Required action » Count every line in the entries that holds the word "Mean". The reply is that count alone.

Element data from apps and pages
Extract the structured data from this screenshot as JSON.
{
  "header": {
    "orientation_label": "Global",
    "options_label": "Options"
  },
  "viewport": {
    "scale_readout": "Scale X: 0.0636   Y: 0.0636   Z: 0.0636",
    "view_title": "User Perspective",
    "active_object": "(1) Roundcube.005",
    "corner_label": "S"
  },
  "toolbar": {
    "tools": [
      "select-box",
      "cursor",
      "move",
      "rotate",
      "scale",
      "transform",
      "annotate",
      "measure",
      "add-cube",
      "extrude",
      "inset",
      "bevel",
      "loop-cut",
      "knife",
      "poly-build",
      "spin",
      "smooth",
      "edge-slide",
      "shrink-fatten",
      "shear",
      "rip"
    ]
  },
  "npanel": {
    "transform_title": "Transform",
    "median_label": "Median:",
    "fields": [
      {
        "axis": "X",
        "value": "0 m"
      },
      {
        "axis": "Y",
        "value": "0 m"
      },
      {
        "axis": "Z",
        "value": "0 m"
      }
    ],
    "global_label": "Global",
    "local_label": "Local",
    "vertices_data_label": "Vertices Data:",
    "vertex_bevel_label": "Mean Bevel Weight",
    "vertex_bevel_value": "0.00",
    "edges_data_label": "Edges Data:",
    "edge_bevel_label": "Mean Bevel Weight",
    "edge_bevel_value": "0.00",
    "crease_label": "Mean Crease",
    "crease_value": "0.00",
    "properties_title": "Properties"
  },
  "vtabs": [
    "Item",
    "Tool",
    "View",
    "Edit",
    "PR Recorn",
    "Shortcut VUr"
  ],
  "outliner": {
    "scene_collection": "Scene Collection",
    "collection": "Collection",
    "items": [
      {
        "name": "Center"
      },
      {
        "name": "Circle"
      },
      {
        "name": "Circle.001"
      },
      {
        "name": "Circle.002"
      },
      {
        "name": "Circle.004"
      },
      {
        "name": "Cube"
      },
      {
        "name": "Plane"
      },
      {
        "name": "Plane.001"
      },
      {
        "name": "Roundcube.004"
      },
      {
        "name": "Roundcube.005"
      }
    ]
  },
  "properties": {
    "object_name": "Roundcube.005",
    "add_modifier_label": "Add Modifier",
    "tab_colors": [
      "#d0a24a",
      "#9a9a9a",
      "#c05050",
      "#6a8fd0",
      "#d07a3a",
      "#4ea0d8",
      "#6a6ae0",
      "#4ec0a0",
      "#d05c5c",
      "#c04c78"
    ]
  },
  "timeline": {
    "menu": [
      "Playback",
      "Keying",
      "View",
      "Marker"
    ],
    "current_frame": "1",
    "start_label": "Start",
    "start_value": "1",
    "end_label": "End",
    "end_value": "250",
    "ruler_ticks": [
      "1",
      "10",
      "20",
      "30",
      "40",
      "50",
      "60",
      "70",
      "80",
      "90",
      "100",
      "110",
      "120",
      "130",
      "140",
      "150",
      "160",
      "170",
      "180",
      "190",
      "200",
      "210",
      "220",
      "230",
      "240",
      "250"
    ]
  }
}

Worked solution » 3